Sessions urged lawmakers and individual cities to "consider carefully the harm they are doing to their citizens by refusing to cooperate with federal law enforcement officers." 

The attorney general has been among several Trump administration officials to invoke the Steinle case in blasting sanctuary cities, which refuse to help federal authorities enforce immigration law.

President Trump, Sessions and other Republicans invoked Steinle's case as an example of the need to beef up border security and crack down on illegal immigration.

Defense attorney Matt Gonzalez, speaking after the verdict was read Thursday in California, said the jury heard the evidence in the case and their verdict “should be respected.”
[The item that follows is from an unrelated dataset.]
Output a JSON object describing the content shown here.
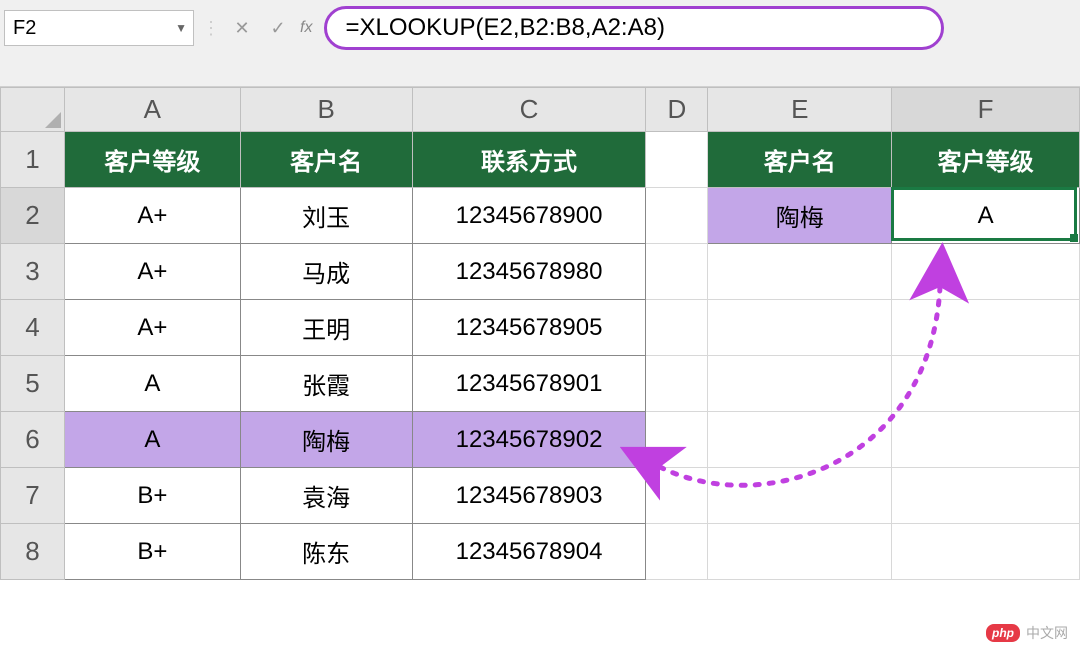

“For those who might criticize this verdict — there are a number of people who have commented on this case in the last couple of years: the attorney general of the United States and the president and vice president of the United States,” Gonzalez said, according to a local CBS affiliate.

“Let me just remind them: they are themselves under investigation by a special prosecutor in Washington, D.C., and they may soon avail themselves of the presumption of innocence beyond a reasonable doubt, so I ask that they reflect on that before they comment or disparage the results of this case.”

Updated: 9:19 p.m.